It can be a pivotal point for a child when they can paint a picture of what they are studying, whether it's a mental picture or a picture on paper, and whether it's for reading comprehension, mathematics, or science. The pivotal point for my daughter came when she started using an interactive animated online learning program. Time4Learning provided her with pictures she needed to understand or make that connection. She could now remember what she had seen on the computer screen. She was now not only hearing it, but seeing it pictured as well. It was different than reading it herself in a textbook or just hearing me teach it to her. She was getting that third element that she so needed. She was now visualizing it. She could now retain and bring back to memory the pictures she had seen. Learning started to become interesting and fun for her. We can take advantage of the visual elements that a computer can provide in teaching any subject or concept. The computer is an essential tool for my visual-spatial learner. Online interactive games, lapbooking, drawing pictures, manipulatives, educational songs, picture cards or flashcards are also creative tools we can use.
Wednesday, March 27, 2013
Painting A Picture
Teaching a visual-spatial learner keeps me on my toes in making learning fun and creative. We're working on reading comprehension now. Teaching a child to read is the first step. The next steps to making a good reader are teaching the child to understand what they've read and to predict what may happen next in the story. As I read to my daughter, we often stop, close our eyes, and picture what we just read. I will help her paint a mental picture of the scenario we just read. I have her do worksheets to help her practice her handwriting and to help her put her thoughts or 'pictures' into words. After reading a paragraph for which she has to answer questions on a worksheet, I ask her the questions orally first.

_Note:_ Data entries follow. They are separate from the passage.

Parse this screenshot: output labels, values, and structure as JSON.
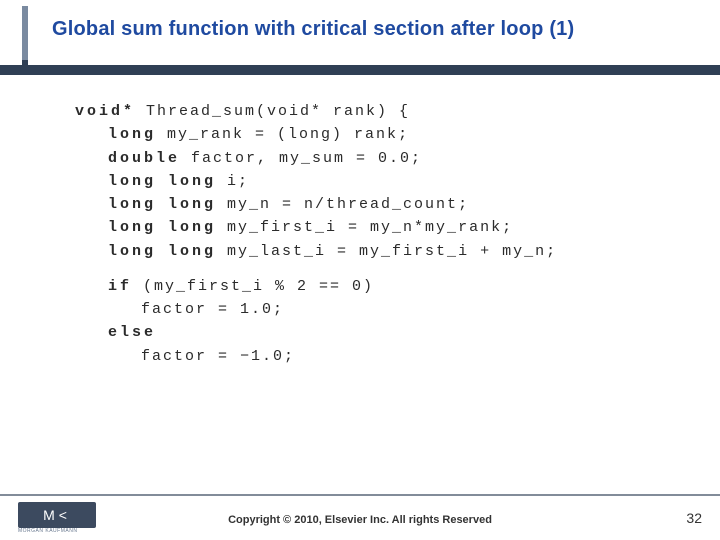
{
  "slide": {
    "title": "Global sum function with critical section after loop (1)",
    "page_number": "32",
    "copyright": "Copyright © 2010, Elsevier Inc. All rights Reserved",
    "logo": {
      "text": "M<",
      "subtext": "MORGAN KAUFMANN"
    }
  },
  "code": {
    "l0_kw": "void*",
    "l0_rest": " Thread_sum(void* rank) {",
    "l1_kw": "long",
    "l1_rest": " my_rank = (long) rank;",
    "l2_kw": "double",
    "l2_rest": " factor, my_sum = 0.0;",
    "l3_kw": "long long",
    "l3_rest": " i;",
    "l4_kw": "long long",
    "l4_rest": " my_n = n/thread_count;",
    "l5_kw": "long long",
    "l5_rest": " my_first_i = my_n*my_rank;",
    "l6_kw": "long long",
    "l6_rest": " my_last_i = my_first_i + my_n;",
    "l7_kw": "if",
    "l7_rest": " (my_first_i % 2 == 0)",
    "l8_rest": "      factor = 1.0;",
    "l9_kw": "else",
    "l10_rest": "      factor = −1.0;"
  }
}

If necessary, I will also give her visual clues. Visualizing the story has had a dramatic improvement in her reading comprehension.